The circular-sectioned living space was like a highly pressurised tyre bulging from the inner rim, and where its tread would have been hung the gantries and docks where the ships of the Affront and a dozen other species came and went.
Robert Penfold warned me the ship was to be destroyed, and I disbelieved and affronted him in return, and he never reproached me, not even by a look.
About half the docks were occupied, some with Affronter ships, some with craft from a handful of other species.
It shook off the remaining loose nanomissiles and fired thirty of them straight at the Affronter ship.
In the same instant, it fired its laser straight at the Affronter ship.
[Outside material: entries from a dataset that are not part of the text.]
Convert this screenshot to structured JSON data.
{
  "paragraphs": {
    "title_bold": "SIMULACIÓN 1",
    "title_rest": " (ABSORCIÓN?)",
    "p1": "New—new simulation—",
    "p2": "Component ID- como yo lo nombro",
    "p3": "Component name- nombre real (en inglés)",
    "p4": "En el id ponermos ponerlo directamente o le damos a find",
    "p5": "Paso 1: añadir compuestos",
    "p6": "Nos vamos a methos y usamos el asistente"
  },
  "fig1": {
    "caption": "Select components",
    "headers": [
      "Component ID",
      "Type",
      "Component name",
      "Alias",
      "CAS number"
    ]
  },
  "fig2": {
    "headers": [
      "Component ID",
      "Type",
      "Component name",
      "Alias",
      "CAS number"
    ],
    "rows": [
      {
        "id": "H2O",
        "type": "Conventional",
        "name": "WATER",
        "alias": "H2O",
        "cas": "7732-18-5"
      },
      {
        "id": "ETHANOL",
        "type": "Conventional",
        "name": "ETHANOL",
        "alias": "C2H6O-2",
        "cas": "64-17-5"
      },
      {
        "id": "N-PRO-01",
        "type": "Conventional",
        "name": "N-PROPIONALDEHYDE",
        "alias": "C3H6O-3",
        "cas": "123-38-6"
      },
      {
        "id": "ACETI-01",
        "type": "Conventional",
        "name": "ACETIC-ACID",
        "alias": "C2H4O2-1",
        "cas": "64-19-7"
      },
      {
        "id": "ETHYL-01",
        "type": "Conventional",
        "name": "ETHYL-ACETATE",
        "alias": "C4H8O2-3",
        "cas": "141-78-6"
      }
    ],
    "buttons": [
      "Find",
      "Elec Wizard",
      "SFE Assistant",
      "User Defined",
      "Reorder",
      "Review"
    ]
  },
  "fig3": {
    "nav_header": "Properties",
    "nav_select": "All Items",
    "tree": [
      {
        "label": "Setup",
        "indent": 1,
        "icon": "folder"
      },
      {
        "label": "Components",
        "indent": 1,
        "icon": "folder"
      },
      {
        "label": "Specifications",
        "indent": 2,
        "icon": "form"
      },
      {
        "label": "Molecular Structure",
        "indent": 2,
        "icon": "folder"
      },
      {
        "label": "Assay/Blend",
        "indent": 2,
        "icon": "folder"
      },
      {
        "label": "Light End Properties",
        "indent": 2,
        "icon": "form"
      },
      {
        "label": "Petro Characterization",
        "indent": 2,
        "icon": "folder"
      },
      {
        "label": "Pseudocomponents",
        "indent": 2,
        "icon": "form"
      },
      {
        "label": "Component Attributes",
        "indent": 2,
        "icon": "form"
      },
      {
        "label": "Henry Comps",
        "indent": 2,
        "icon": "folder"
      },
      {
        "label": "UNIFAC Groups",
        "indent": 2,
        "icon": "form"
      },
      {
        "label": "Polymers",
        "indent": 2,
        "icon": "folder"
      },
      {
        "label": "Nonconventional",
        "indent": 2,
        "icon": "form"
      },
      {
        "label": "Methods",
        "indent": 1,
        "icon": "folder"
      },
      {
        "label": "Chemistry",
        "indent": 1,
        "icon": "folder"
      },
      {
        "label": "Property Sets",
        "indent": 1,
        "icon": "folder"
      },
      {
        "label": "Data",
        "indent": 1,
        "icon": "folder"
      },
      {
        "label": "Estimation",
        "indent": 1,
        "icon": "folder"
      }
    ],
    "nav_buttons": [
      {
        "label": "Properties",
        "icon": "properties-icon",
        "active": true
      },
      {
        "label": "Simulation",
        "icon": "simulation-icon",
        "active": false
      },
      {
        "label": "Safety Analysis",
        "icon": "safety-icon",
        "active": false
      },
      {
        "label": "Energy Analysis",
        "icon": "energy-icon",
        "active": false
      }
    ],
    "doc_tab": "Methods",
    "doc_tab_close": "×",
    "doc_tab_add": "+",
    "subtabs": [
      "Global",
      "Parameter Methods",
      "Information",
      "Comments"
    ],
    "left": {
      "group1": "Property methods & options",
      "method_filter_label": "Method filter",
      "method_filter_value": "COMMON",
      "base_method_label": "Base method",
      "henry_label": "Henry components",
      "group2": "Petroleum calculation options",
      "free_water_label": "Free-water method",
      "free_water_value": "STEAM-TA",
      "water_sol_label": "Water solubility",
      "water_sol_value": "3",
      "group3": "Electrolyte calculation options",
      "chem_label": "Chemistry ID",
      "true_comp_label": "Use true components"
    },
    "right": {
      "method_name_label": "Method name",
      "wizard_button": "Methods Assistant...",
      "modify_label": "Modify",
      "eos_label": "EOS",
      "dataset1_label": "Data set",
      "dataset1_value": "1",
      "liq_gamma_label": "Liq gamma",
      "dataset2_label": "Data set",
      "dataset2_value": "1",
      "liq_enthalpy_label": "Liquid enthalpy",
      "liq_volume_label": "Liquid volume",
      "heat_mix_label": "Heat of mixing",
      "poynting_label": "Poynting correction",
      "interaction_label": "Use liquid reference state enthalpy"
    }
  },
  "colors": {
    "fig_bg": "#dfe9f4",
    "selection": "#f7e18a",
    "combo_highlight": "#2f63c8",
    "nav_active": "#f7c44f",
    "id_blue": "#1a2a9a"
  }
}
The Culture - the real Culture, the wily ones, not these semi-mystical Elenchers with their miserable hankering to be somebody else - had been known to give whole Affronter fleets the run-around for several months with not dissimilar enticements and subterfuges, keeping them occupied, seemingly on the track of some wildly promising prey which turned out to be nothing at all, or a Culture ship with some ridiculous but earnestly argued excuse, while the Culture or one of its snivelling client species got on - or away - with something else somewhere else, spoiling rightful Affronter fun.
I was angry with myself for going aground - we could not haul the ship round to bring all the guns to bear where we wan ted them.
Admiral Bossu, seeing that further resistance was useless, and that his ship was aground on a hostile shore, his fleet dispersed and three-quarters of his soldiers and crew dead or disabled, struck his flag and surrendered with 300 prisoners.
The tide ebbed and left his ship aground, while the other vessels were beaten back.
As for the ship, she might run hard aground again even closer to shore than last time, plowing shoreward as fast as she was coming now.